On the tool side of the ledger, lenses are (arguably) the most important link in the imaging chain. They are the components that focus light on film or sensor and determine to a large degree how well the photographer’s vision will be expressed. Of course lenses come in immense variety—fast, slow; long, short; heavy, light; relatively inexpensive, expensive beyond belief; made cheaply, manufactured to the finest tolerances possible; etc. But no lens is perfect, regardless of who makes it or what the price may be…it’s just not possible.
All of us have either experienced or heard about “good copy” and “bad copy” lenses. The implication is much like getting a “lemon” in the automobile business—the item just doesn’t function as it’s supposed to. To be sure, this happens once in a while, even in the best of circumstances, but perhaps not as often as one might think. For a very thoughtful and detailed discussion on this topic have a read of the article by Roger Cicala on DP Review. I’ll warn you—this will appeal more to those who enjoy the tool side of the equation as it gets quite technical with topics like variation, Subjective Quality Factor, and MTF charts. But the summary is instructive. In a nutshell: variations occur, but are usually not significant; small variations simply aren’t visible most of the time in real life; once in a great while variations can combine with a specific lens and specific body in a negatively observable fashion; in rare cases a really “bad” lens gets through but it’s easy to detect; and camera autofocus is less accurate and more variable than one might think.

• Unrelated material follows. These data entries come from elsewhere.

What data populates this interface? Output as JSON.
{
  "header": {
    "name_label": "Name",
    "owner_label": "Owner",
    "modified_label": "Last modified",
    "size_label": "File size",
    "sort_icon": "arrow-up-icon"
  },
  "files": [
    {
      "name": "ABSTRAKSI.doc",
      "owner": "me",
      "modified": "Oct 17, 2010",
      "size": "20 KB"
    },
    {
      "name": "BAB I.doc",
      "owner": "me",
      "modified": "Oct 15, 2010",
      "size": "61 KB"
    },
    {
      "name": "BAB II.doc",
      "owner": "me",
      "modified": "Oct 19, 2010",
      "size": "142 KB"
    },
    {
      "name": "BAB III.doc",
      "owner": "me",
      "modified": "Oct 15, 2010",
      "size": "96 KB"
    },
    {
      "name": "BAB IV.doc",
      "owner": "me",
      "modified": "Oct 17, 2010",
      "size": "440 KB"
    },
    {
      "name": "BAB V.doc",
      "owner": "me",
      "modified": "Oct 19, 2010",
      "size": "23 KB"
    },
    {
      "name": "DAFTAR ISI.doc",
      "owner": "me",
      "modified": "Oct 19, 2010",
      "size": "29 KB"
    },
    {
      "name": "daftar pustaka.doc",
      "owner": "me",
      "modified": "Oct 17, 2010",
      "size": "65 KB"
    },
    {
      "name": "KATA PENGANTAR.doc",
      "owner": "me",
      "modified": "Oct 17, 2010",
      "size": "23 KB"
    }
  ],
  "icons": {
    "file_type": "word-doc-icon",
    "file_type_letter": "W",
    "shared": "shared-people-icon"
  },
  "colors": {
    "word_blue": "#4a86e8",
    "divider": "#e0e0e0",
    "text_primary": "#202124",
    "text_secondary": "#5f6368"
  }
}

Put it all together and it ought to help reduce anxiety about lenses in general. My suggestion is to assess your objectives and your budget, purchase a few quality lenses, and make a lot of images with them. That way you’ll be spending more time on applying artistry to your work and less time on tool obsession and chances are you’ll like the results.